Learning from Elizabeth Gaskell, Character Clarity


Using Surface Pro and Microsoft Word to hash out my character voices while dangerously drinking a cup of coffee on the bed.

Lost in the 19th century wintery hills of Wales, full of concern for a fictitious young woman who falls prey to a young gentleman’s selfish indulgences, it’s as if I know these people. I’ve even almost prayed for one (too invested, perhaps).

Reading Ruth by Elizabeth Gaskell and wishing for coffee.

It’s Elizabeth Gaskell’s Ruth that I currently find myself lost in and fretting over. That name, Gaskell, it’s familiar, isn’t it? Well, you’ll likely remember her as the longtime friend to the beloved Victorian novelist Charlotte Bronte (Gaskell even wrote Charlotte’s biography—curious, which friend of yours would you trust to write your biography?). Gaskell stands alone as author, her most notable works include Cranford, North and South, and Mary Barton—though Ruth should not be simply tossed aside to Gaskell’s other triumphs. Ruth is a beautiful, vivid, intimate piece of fiction that heroically critiques contemporary attitudes of illegitimacy and sin.

Ruth by Elizabeth Gaskell while drinking a cup of tea (yes, a cup of tea--I know, who am I?)

Gaskell alternates between 3rd and 2nd person narratives, which can sometimes distance readers from the character. Oh but when done right, it really pays off. Gaskell, it would seem, had an intimate and personal relationship with each of her fictional characters—I wonder if she based her characters off some real-life friends and neighbors, hmm I wonder. Each of her characters are precisely themselves—motives, slang, a mighty labyrinth of backstory plays a role in her well defined, well rounded characters.

Before this turns into a book review of Ruth, I suppose I ought to get closer to today’s point.


I’ve learned a new writing practice, and I want to share it with you. In my effort to learn the art of storytelling, I’m taking notes from Gaskell’s Ruth, specifically perspective clarity in each of her complete, rounded, flawed and totally human characters.

Sounds like a solid plan, definitely a good start.

200 Writing Prompts Journal from my sweet sister to guide me through this character clarity practice.

As an attempt to get to know my characters in Ginger and the Sun (a novella in the works), I reflected on their voices. These characters are two different characters (like complete opposites), and understanding their voices separate from the other shouldn’t be too difficult.

My sweet sister gifted me this amazing Writing Prompts journal. I’ve been using it for my own personal journaling, but now I want to try it with character development. So I plucked Ginger and Fritz out of Ginger and the Sun and answered these prompts with their unique voices.

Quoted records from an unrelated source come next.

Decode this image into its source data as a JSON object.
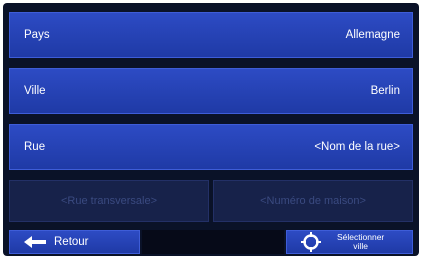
{
  "fields": [
    {
      "label": "Pays",
      "value": "Allemagne"
    },
    {
      "label": "Ville",
      "value": "Berlin"
    },
    {
      "label": "Rue",
      "value": "<Nom de la rue>"
    }
  ],
  "disabled_fields": {
    "cross_street": "<Rue transversale>",
    "house_number": "<Numéro de maison>"
  },
  "bottom_bar": {
    "back_label": "Retour",
    "back_icon": "arrow-left-icon",
    "select_label": "Sélectionner\nville",
    "select_icon": "crosshair-target-icon"
  },
  "colors": {
    "button_blue": "#2d4bc4",
    "background": "#0a1228",
    "disabled": "#17224a"
  }
}
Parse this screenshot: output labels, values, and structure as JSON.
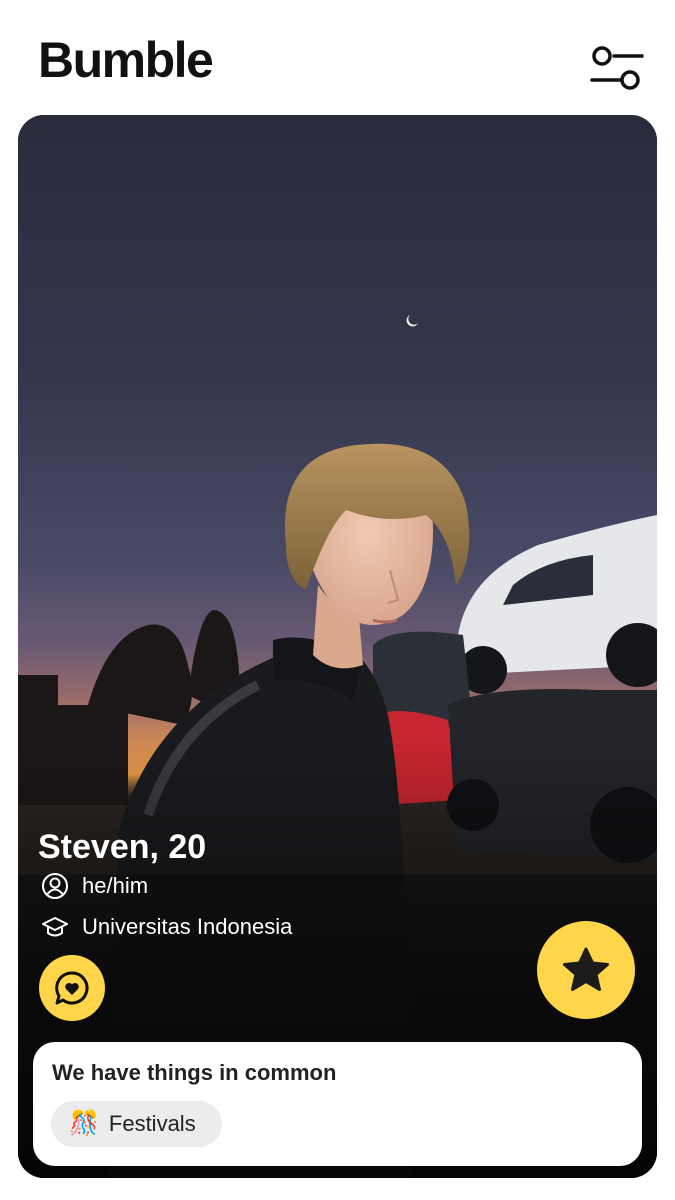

Whelp. I tried it. And it’s been a great practice so far but definitely harder than I originally thought it would be (ahem, 2 paragraphs up). Originally, I just over did it. Ya know, like when an actor just really goes over the top, and it doesn’t work. At. all.

My characters became caricatures instead of people. Exactly what I did not want to happen. In fact, I intentionally set out this practice not wanting to create stereotypes and superficial characters. *Whoops*. But after a few rounds and really narrowing down what I liked and didn’t about those responses, I found the voices I was looking for.

These are a few prompts I swiped from the 200 Writing Prompts book to help me sift out these characters:

I can’t wait for you to meet Ginger and Fritz. It’ll happen. One day :)

Wishing you clear night skies and never ending candlelight,

Thank you so much for reading. I hope you’re having a lovely March. The birds will be singing soon.

If you’re new here, I want to welcome you. This is a little series I began way back in September 2020, Learning in Public, in which I take you along as I navigate learning how to draw and story tell. If you’d like to start from the beginning, you can start here with the first post, an introduction of sorts. Enjoy!